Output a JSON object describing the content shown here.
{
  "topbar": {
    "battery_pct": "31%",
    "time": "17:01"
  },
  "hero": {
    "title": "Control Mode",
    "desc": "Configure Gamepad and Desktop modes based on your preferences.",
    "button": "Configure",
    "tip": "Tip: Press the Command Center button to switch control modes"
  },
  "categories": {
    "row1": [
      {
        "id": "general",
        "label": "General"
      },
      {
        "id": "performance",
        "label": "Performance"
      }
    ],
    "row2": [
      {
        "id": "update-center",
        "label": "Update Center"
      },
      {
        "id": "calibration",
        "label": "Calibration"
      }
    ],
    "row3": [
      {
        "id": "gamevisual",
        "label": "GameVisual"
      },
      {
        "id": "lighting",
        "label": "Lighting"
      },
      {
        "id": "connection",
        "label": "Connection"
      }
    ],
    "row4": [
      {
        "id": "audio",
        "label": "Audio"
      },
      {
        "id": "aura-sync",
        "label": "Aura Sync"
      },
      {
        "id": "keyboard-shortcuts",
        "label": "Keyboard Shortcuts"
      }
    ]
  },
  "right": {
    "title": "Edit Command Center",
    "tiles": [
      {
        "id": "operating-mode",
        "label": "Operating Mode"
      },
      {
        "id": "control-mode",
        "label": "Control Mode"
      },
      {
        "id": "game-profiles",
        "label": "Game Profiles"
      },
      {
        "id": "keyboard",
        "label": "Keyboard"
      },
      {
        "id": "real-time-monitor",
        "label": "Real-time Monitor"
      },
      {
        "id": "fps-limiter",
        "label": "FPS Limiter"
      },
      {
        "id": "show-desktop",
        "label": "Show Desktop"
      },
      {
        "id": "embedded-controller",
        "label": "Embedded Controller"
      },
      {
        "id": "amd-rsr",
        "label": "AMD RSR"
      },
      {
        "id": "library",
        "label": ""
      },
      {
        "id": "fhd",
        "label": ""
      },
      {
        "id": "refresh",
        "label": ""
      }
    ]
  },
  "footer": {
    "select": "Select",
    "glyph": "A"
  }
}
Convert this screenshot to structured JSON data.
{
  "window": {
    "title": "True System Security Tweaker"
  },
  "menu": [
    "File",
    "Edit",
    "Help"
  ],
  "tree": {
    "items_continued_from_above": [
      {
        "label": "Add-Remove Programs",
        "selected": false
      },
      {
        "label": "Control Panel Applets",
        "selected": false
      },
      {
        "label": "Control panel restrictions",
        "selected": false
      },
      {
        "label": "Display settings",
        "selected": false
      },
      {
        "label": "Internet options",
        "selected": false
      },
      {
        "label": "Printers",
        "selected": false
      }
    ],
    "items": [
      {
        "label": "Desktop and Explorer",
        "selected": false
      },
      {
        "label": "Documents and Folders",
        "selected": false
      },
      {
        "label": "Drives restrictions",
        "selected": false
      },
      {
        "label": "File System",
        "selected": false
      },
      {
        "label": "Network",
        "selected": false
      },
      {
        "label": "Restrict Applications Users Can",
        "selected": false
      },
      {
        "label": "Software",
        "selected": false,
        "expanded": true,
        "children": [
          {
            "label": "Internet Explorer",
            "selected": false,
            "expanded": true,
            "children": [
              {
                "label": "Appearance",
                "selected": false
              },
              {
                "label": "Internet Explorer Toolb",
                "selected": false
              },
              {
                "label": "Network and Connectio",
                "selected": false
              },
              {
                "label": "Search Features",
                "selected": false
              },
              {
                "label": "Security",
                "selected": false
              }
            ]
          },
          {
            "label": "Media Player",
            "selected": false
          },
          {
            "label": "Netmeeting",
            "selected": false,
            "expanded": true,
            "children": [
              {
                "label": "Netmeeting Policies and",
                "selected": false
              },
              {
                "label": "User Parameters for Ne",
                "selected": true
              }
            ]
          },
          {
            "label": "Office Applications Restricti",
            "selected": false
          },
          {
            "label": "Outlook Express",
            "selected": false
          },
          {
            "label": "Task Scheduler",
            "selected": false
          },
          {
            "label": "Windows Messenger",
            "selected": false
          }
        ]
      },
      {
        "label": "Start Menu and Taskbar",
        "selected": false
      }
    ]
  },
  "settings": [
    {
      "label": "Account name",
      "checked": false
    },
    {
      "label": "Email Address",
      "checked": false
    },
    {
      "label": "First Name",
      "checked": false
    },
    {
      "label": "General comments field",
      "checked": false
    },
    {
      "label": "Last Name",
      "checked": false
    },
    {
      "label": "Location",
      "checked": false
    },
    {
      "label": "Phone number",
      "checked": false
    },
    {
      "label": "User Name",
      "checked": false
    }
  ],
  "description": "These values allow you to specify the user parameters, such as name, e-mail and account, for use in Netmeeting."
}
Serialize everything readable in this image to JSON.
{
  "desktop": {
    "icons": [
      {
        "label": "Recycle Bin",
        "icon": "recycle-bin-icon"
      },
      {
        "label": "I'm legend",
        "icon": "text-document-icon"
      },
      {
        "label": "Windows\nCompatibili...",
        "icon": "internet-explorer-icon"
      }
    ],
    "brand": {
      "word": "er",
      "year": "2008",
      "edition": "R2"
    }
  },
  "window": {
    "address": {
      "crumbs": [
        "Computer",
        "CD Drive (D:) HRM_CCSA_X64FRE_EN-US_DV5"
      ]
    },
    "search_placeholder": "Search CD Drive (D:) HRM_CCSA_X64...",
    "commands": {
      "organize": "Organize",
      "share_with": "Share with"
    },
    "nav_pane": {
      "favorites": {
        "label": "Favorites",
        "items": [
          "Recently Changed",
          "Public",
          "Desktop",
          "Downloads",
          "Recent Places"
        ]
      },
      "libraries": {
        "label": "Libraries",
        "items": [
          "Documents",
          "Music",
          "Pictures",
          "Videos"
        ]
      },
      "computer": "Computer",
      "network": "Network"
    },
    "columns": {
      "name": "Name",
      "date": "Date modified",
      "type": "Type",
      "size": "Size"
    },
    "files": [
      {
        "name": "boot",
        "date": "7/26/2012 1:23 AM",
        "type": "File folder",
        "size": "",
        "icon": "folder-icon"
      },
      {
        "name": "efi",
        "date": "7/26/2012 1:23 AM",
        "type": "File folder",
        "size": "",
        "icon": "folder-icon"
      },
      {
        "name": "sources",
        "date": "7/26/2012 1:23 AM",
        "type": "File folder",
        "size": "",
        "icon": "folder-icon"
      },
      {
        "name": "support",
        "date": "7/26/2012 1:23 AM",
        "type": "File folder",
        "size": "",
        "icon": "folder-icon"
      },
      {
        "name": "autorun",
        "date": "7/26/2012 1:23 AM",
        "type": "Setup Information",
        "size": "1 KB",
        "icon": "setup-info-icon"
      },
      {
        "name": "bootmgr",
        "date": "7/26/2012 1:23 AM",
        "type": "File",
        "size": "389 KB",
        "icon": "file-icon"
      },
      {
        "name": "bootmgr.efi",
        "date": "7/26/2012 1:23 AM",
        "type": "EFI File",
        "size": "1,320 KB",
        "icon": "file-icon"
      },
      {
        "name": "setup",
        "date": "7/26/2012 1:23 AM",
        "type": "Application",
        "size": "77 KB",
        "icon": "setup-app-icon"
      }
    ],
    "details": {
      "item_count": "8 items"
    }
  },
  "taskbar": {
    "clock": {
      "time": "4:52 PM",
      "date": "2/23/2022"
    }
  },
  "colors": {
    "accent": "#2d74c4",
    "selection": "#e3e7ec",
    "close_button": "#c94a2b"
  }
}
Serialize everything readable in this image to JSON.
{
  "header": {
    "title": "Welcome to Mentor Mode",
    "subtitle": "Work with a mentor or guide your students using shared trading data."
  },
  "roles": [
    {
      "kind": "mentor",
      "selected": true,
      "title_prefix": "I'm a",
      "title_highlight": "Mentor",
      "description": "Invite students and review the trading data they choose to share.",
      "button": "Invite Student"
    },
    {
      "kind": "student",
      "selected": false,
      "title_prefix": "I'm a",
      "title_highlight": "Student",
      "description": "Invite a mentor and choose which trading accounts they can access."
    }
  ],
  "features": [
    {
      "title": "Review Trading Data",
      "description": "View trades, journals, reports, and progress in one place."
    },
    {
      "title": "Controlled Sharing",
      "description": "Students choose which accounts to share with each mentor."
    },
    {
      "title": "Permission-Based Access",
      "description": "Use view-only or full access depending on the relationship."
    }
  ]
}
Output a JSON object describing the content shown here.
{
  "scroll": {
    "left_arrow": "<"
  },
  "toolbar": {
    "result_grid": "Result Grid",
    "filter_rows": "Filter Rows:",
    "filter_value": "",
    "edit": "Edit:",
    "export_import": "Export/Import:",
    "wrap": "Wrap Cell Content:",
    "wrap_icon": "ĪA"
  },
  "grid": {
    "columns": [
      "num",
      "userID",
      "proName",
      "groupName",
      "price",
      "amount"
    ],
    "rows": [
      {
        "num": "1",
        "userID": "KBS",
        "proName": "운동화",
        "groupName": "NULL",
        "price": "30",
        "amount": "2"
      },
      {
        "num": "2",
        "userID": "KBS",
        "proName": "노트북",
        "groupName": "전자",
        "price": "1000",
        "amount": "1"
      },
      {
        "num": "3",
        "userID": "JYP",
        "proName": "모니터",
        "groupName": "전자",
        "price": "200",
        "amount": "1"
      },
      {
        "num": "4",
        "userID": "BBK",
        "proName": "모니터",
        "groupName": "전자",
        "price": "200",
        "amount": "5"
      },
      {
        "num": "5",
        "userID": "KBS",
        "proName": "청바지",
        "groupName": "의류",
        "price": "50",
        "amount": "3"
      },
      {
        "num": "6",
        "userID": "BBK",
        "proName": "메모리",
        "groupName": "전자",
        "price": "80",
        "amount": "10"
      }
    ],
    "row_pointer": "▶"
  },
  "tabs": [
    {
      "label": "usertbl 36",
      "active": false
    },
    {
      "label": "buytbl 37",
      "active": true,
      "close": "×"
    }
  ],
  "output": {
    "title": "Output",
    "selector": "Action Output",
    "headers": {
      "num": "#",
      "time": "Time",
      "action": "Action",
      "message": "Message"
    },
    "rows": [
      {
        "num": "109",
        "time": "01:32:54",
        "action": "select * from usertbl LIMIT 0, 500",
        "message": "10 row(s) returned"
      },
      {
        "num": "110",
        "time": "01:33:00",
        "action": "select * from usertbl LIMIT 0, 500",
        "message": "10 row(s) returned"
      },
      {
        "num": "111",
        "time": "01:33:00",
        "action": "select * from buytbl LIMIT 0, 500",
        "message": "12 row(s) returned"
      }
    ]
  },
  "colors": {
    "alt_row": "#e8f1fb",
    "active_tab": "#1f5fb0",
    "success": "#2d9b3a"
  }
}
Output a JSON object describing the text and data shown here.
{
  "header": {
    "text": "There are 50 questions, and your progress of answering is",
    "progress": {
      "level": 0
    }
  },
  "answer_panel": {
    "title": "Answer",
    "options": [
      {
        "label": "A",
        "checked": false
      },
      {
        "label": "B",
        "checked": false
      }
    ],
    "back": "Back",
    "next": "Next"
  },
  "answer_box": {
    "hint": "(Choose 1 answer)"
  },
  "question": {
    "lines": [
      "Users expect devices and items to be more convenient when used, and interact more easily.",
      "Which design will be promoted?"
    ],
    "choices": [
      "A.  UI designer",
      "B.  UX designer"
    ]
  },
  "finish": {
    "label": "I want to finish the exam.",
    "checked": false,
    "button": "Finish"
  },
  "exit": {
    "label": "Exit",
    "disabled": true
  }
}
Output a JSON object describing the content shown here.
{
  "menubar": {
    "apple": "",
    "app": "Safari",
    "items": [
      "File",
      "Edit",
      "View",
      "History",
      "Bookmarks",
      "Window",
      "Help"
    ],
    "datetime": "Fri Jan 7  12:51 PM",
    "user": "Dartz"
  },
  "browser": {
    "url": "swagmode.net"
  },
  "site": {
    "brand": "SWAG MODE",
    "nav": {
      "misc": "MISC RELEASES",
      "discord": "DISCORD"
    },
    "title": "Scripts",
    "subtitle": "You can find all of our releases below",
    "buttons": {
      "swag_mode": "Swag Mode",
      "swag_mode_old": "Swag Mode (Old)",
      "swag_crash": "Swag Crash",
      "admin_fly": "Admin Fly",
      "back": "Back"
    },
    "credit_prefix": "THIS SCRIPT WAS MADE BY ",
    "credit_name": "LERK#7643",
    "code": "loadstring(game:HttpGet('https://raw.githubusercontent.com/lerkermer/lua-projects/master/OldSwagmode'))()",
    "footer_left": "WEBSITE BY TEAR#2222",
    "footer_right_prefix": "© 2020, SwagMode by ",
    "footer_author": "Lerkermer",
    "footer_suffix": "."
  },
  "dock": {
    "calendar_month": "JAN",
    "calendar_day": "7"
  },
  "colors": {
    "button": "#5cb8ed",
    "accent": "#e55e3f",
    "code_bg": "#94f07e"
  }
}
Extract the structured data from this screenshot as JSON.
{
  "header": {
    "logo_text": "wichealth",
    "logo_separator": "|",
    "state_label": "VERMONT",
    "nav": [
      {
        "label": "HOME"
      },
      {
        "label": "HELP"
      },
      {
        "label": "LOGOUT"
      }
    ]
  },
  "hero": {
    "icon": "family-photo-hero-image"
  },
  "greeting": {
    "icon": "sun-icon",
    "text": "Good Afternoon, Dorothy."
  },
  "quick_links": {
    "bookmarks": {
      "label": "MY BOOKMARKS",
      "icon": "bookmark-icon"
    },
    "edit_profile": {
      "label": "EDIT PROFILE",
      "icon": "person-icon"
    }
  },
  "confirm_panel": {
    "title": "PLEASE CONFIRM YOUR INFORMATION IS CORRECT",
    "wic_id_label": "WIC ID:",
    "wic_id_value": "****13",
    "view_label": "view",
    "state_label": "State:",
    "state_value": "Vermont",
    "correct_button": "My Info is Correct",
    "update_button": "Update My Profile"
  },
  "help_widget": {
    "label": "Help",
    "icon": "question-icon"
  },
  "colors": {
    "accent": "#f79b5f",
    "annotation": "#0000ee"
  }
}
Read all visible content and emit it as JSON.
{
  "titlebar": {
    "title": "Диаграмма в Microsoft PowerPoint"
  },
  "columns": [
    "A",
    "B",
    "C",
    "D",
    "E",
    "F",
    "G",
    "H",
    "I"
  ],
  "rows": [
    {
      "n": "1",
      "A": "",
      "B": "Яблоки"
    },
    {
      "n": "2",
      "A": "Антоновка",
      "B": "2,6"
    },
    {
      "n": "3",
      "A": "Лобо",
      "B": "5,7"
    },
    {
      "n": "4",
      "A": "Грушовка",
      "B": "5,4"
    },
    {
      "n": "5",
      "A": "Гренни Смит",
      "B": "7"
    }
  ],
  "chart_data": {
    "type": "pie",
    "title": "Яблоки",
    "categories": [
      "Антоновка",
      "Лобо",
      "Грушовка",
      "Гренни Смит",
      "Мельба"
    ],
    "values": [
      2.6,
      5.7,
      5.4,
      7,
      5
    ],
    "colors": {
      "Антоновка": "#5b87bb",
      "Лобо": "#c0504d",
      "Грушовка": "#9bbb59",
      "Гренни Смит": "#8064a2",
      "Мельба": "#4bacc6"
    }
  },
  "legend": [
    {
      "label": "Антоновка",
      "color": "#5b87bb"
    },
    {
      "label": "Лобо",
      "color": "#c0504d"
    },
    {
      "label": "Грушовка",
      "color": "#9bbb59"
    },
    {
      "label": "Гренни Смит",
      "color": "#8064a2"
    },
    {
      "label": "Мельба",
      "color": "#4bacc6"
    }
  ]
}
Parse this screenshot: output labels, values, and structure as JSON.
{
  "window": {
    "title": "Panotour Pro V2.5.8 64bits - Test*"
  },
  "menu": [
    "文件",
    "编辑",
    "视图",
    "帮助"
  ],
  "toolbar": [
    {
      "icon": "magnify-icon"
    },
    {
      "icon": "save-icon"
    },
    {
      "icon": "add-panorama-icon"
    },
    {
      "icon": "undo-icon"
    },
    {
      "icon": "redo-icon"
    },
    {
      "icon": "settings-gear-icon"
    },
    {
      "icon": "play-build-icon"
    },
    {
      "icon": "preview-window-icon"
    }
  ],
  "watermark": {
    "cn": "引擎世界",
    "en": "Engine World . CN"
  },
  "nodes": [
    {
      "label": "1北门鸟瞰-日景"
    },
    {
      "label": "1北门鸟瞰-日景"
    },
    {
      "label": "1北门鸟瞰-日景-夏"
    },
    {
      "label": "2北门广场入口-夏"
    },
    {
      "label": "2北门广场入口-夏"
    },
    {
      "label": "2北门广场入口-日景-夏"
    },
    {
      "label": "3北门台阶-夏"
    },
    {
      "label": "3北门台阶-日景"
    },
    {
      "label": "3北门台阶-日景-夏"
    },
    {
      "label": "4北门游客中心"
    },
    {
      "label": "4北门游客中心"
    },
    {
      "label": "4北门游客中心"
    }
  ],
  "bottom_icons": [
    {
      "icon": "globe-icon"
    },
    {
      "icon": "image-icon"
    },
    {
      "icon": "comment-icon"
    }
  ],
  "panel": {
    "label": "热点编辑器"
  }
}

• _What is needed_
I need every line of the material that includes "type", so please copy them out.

• _Answer to this problem_
      "type": "Type",
        "type": "File folder",
        "type": "File folder",
        "type": "File folder",
        "type": "File folder",
        "type": "Setup Information",
        "type": "File",
        "type": "EFI File",
        "type": "Application",
    "type": "pie",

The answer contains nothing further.